**What needs to be done:**
State, as one number, how many lines in these records hold "person".

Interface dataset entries
****

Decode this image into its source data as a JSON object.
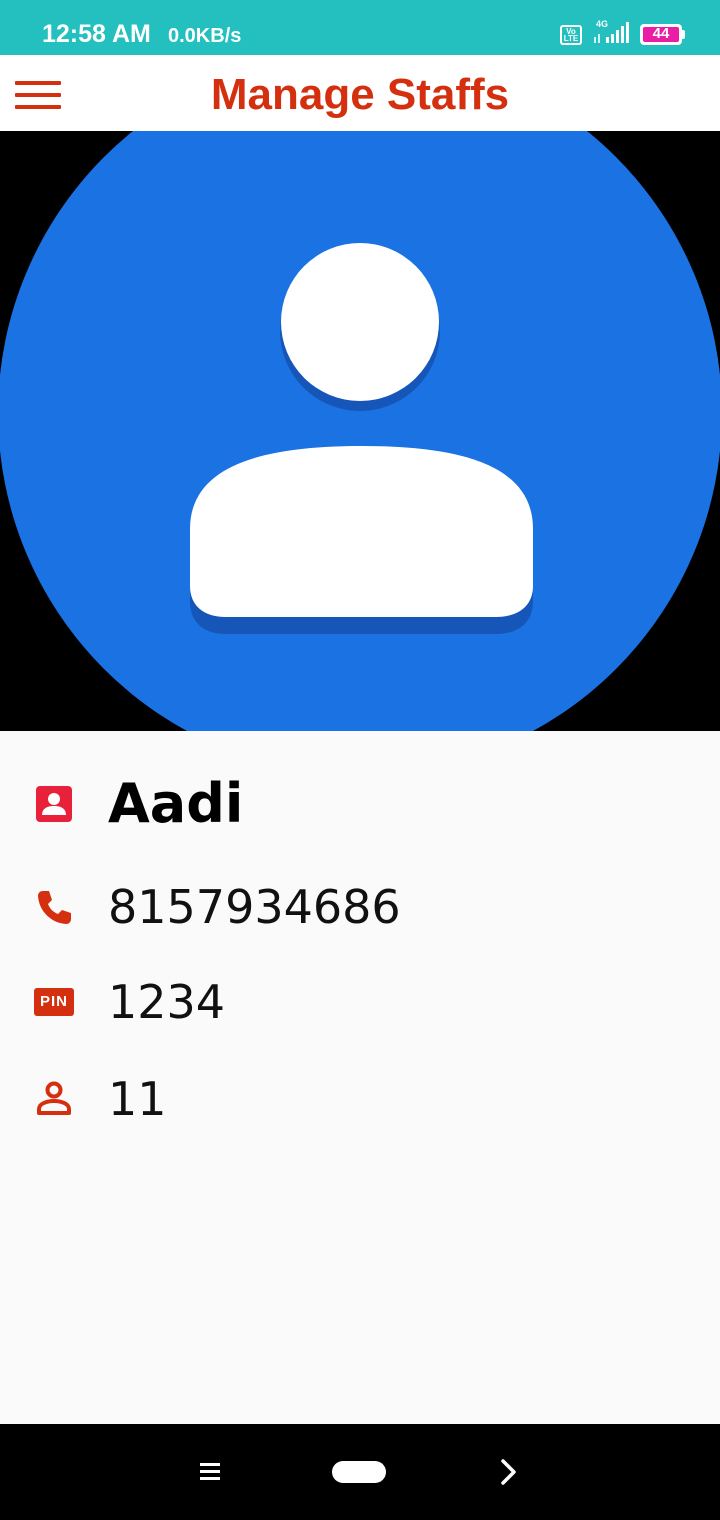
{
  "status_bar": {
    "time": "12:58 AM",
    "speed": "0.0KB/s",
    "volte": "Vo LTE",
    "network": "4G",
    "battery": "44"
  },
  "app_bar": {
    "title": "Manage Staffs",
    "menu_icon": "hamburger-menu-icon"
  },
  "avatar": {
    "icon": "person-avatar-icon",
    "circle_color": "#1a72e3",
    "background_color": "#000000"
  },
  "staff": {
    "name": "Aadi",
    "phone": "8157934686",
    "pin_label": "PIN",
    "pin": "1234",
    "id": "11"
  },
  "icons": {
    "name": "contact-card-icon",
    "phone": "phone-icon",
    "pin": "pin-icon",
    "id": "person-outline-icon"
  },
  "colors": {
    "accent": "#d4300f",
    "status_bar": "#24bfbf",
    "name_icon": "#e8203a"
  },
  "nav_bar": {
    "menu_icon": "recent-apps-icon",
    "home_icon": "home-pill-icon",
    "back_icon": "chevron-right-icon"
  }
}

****

**Response to the task:**
2